Although dragons symbolize the ugly enemies of Christ, after they are conquered, they are used for Jesus' own purposes to bring glory to God. The entire idea is redemption. Either we are converted and become God's people, or not; yet we always serve His purpose in some way. Even Judas Iscariot, in all his betrayal, was still serving the purposes of a sovereign God. In Jesus plan of things, no one (and no "thing") is ever a complete waste.
Even C.S. Lewis (one of my favorite Anglican authors) used this same kind of symbolism. If you are one of the few that have actually not read his book The Voyage of the Dawn Treader (no, the Hollywood corruption of the story does not count), then you simply must remedy that as soon as possible. The situation where Eustace Scrubb encounters a dragon, and what happens as a result follows this same theme of corruption and redemption that I have been speaking about (and it does so in a remarkably picturesque manner!).
So there you are. That is my explanation of why I like dragons. It should make even the casual observer see the providence of God in the fact that I was assigned as the priest for St. George Catholic Church. Currently in my living room there is a beautiful bronze 14 inch statue of St. George conquering the dragon; a reminder for all who visit that this is our calling as the baptized people of God. So what "dragons" have you conquered lately; either for your own good, or the good of someone else? What "dragons" has the Lord put in your life that you need to be dealing with? The Christian life (and most especially the Catholic life) is not for sissies who are unwilling to "fight the good fight of the soldier of the Lord".
This is what my ministry is all about: helping the people of God to slay their "dragons". This is what I pray that the parish of St. George Catholic Church will be about as well. This is why I have titled my blog "Beware Yon Dragons" (best said with a slight British accent). I write to point out "dragons", tell you to "beware of them" and help you to fight them off and conquer them.
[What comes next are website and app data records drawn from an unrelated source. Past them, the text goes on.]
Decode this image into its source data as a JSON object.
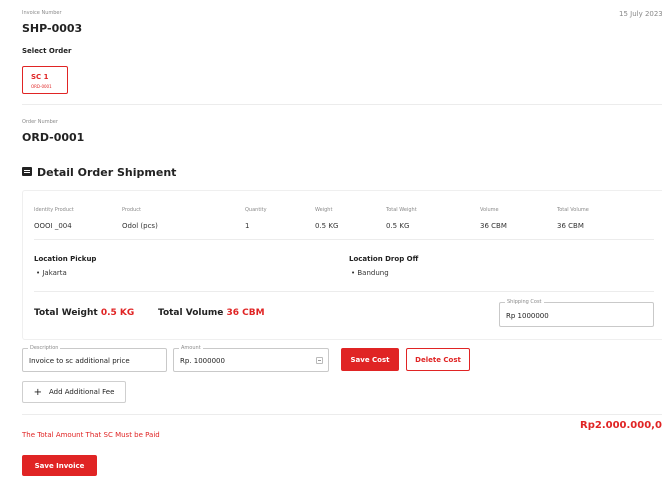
{
  "invoice": {
    "number_label": "Invoice Number",
    "number": "SHP-0003",
    "date": "15 July 2023"
  },
  "select_order": {
    "title": "Select Order",
    "card_title": "SC 1",
    "card_sub": "ORD-0001"
  },
  "order": {
    "number_label": "Order Number",
    "number": "ORD-0001"
  },
  "detail": {
    "title": "Detail Order Shipment",
    "columns": [
      "Identity Product",
      "Product",
      "Quantity",
      "Weight",
      "Total Weight",
      "Volume",
      "Total Volume"
    ],
    "row": [
      "OOOI _004",
      "Odol (pcs)",
      "1",
      "0.5 KG",
      "0.5 KG",
      "36 CBM",
      "36 CBM"
    ],
    "location_pickup_label": "Location Pickup",
    "location_pickup": "Jakarta",
    "location_dropoff_label": "Location Drop Off",
    "location_dropoff": "Bandung",
    "total_weight_label": "Total Weight",
    "total_weight_value": "0.5 KG",
    "total_volume_label": "Total Volume",
    "total_volume_value": "36 CBM",
    "shipping_cost_label": "Shipping Cost",
    "shipping_cost_value": "Rp 1000000"
  },
  "fee": {
    "description_label": "Description",
    "description_value": "Invoice to sc additional price",
    "amount_label": "Amount",
    "amount_value": "Rp. 1000000",
    "save_cost": "Save Cost",
    "delete_cost": "Delete Cost",
    "add_fee": "Add Additional Fee"
  },
  "summary": {
    "total_label": "The Total Amount That SC Must be Paid",
    "total_value": "Rp2.000.000,00",
    "save_invoice": "Save Invoice"
  },
  "colors": {
    "accent": "#e02424"
  }
}
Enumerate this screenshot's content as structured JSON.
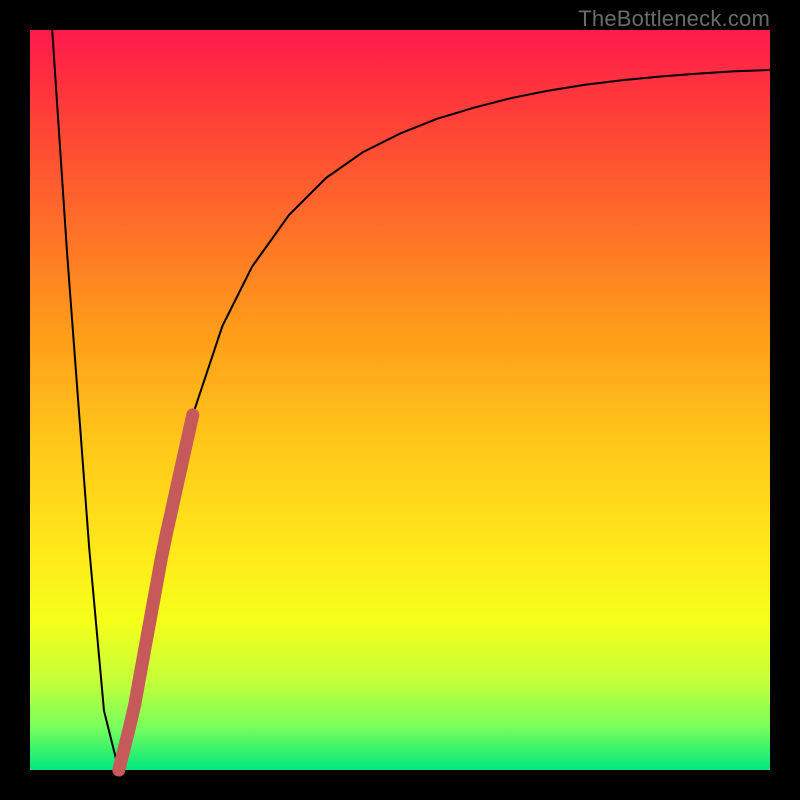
{
  "watermark": "TheBottleneck.com",
  "colors": {
    "frame_bg": "#000000",
    "gradient_top": "#ff1a4b",
    "gradient_bottom": "#00e87d",
    "curve": "#000000",
    "marker": "#c65a5a"
  },
  "chart_data": {
    "type": "line",
    "title": "",
    "xlabel": "",
    "ylabel": "",
    "xlim": [
      0,
      100
    ],
    "ylim": [
      0,
      100
    ],
    "series": [
      {
        "name": "bottleneck-curve",
        "x": [
          3,
          5,
          8,
          10,
          12,
          14,
          18,
          22,
          26,
          30,
          35,
          40,
          45,
          50,
          55,
          60,
          65,
          70,
          75,
          80,
          85,
          90,
          95,
          100
        ],
        "y": [
          100,
          70,
          30,
          8,
          0,
          8,
          30,
          48,
          60,
          68,
          75,
          80,
          83.5,
          86,
          88,
          89.5,
          90.8,
          91.8,
          92.6,
          93.2,
          93.7,
          94.1,
          94.4,
          94.6
        ]
      }
    ],
    "annotations": [
      {
        "name": "highlight-segment",
        "x_range": [
          12,
          22
        ],
        "note": "thick salmon segment on rising branch near minimum"
      }
    ]
  }
}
Finally, if you ever decide to come by my office sometime, I do not want you to be shocked--you may see a dragon or two there who have been conquered and subjected to Christ--but remember, I warned you beforehand.